I wonder why The CW cancelled it though. Was it to distance themselves from the WWE in the light of the Benoit tragedy and the impending steroids investigations? Was it because Vince wanted to shutter the Smackdown brand? Or is because The CW (Time Warner) is jealous of the somewhat chummy relationship WWE has with NBC Universal, home of the RAW and ECW brands and the bi-annual Saturday Night's Main Event? I'm thinking that relationship may be the true reason behind The CW's sudden and surprising cancellation of Smackdown.

I doubt Smackdown will be gone entirely. Hell, I bet that another network (either Fox or the struggling My Network TV) would jump at the chance to acquire the brand for their lineups. As far as The CW goes, well, they could only go so far with those shows about "pretty White kids with problems" (thanks MAD TV) and "reality" shows, because at this rate, that's all they'll have in the 2008-09 season. Oh, and Saturday morning lineup full of low-rated 4Kids acquisitions. The CW has become The WB.

And The WB failed a long time ago. Even before the merger.

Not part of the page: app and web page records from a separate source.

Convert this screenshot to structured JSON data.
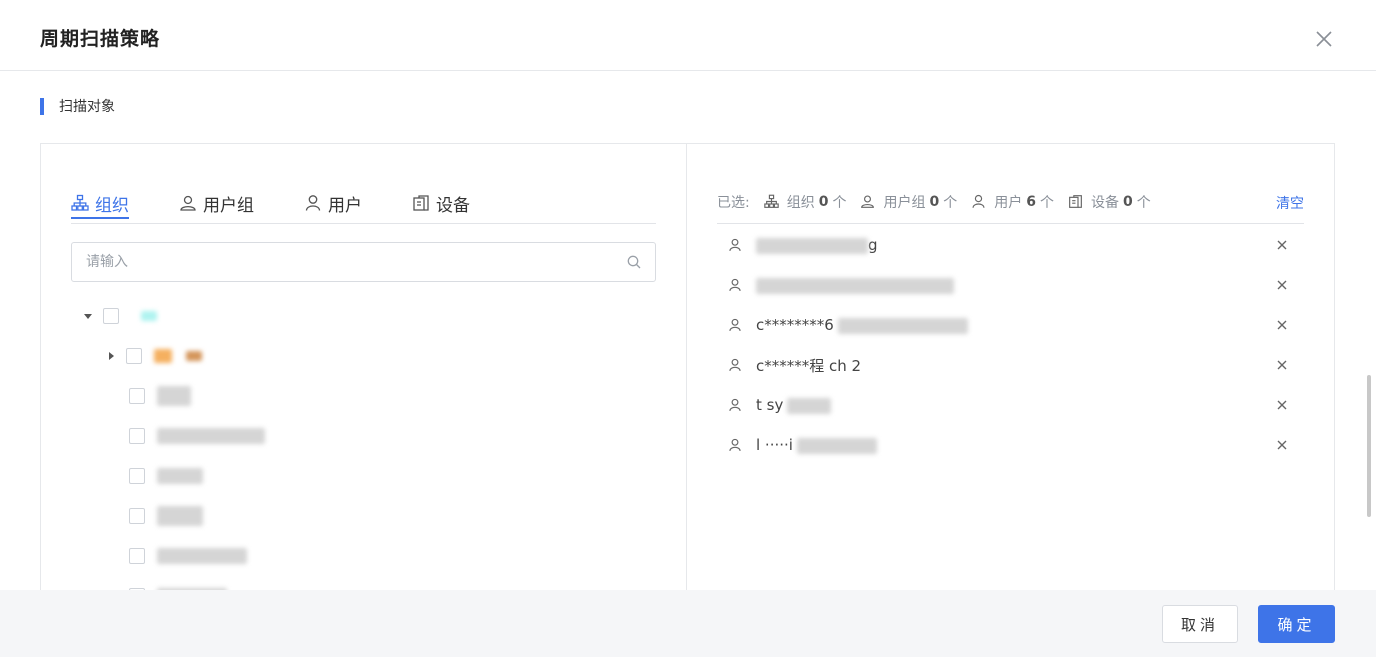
{
  "dialog": {
    "title": "周期扫描策略",
    "close_icon": "close-icon"
  },
  "section": {
    "title": "扫描对象"
  },
  "tabs": [
    {
      "label": "组织",
      "icon": "org-tree-icon",
      "active": true
    },
    {
      "label": "用户组",
      "icon": "user-group-icon",
      "active": false
    },
    {
      "label": "用户",
      "icon": "user-icon",
      "active": false
    },
    {
      "label": "设备",
      "icon": "device-icon",
      "active": false
    }
  ],
  "search": {
    "placeholder": "请输入",
    "value": ""
  },
  "selected_summary": {
    "prefix": "已选:",
    "org_label": "组织",
    "org_count": "0",
    "group_label": "用户组",
    "group_count": "0",
    "user_label": "用户",
    "user_count": "6",
    "device_label": "设备",
    "device_count": "0",
    "unit": "个",
    "clear_label": "清空"
  },
  "selected_users": [
    {
      "name": "g"
    },
    {
      "name": ""
    },
    {
      "name": "c********6"
    },
    {
      "name": "c******程 ch 2"
    },
    {
      "name": "t sy"
    },
    {
      "name": "l ·····i"
    }
  ],
  "footer": {
    "cancel_label": "取消",
    "ok_label": "确定"
  },
  "colors": {
    "accent": "#3e74e8",
    "border": "#e6e8eb",
    "footer_bg": "#f5f6f8"
  }
}
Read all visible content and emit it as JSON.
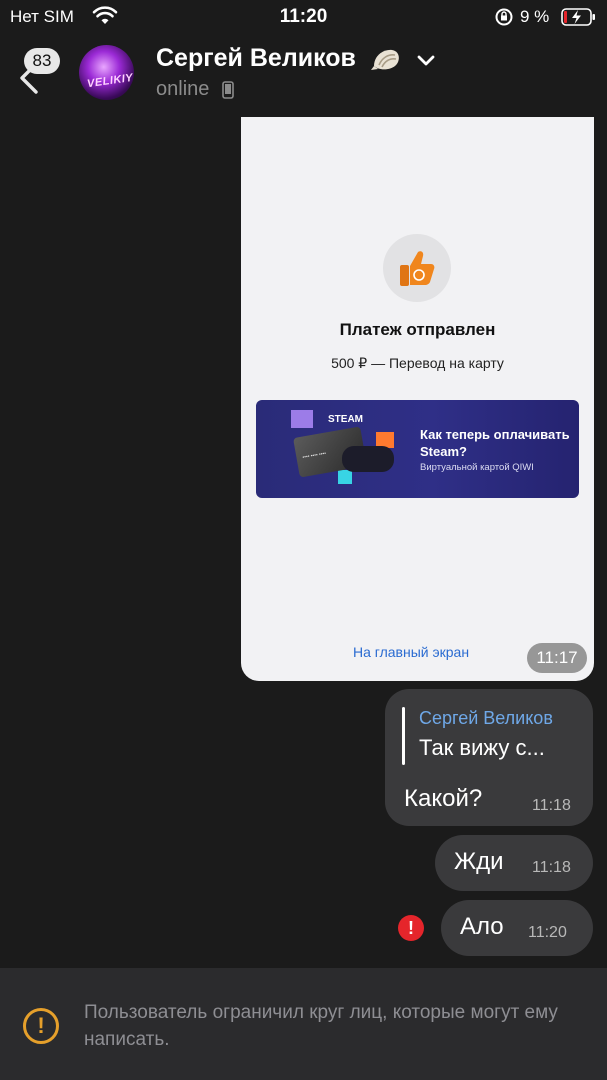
{
  "status_bar": {
    "carrier": "Нет SIM",
    "time": "11:20",
    "battery_percent": "9 %"
  },
  "header": {
    "back_badge": "83",
    "avatar_text": "VELIKIY",
    "contact_name": "Сергей Великов",
    "name_emoji": "🐚",
    "presence": "online",
    "presence_icon": "phone-icon"
  },
  "messages": {
    "image": {
      "title": "Платеж отправлен",
      "subtitle": "500 ₽ — Перевод на карту",
      "banner_brand": "STEAM",
      "banner_title": "Как теперь оплачивать Steam?",
      "banner_sub": "Виртуальной картой QIWI",
      "home_link": "На главный экран",
      "time": "11:17"
    },
    "reply_msg": {
      "reply_name": "Сергей Великов",
      "reply_text": "Так вижу с...",
      "text": "Какой?",
      "time": "11:18"
    },
    "msg2": {
      "text": "Жди",
      "time": "11:18"
    },
    "msg3": {
      "text": "Ало",
      "time": "11:20",
      "status": "failed"
    }
  },
  "notice": {
    "text": "Пользователь ограничил круг лиц, которые могут ему написать."
  },
  "colors": {
    "background": "#1b1b1b",
    "bubble": "#3a3a3c",
    "accent_link": "#6fa8e8",
    "error": "#e5252b",
    "warning": "#e6a02b"
  }
}
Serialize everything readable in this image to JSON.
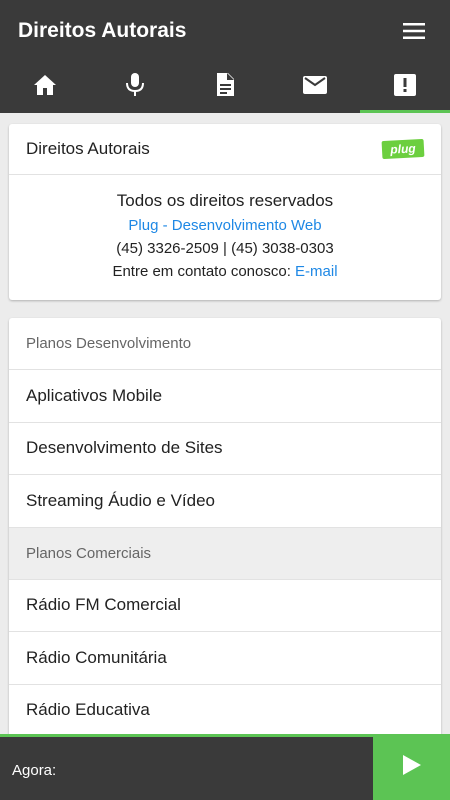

POSTSCRIPT: On Tuesday, February 26, World Wrestling Entertainment officially announced that Friday Night Smackdown will continue at its new broadcast home, My Network TV as well as launced multimedia deals with MNT's parent company, Twentieth Century Fox. Meanwhile, The CW has nothing. Ongoing . . .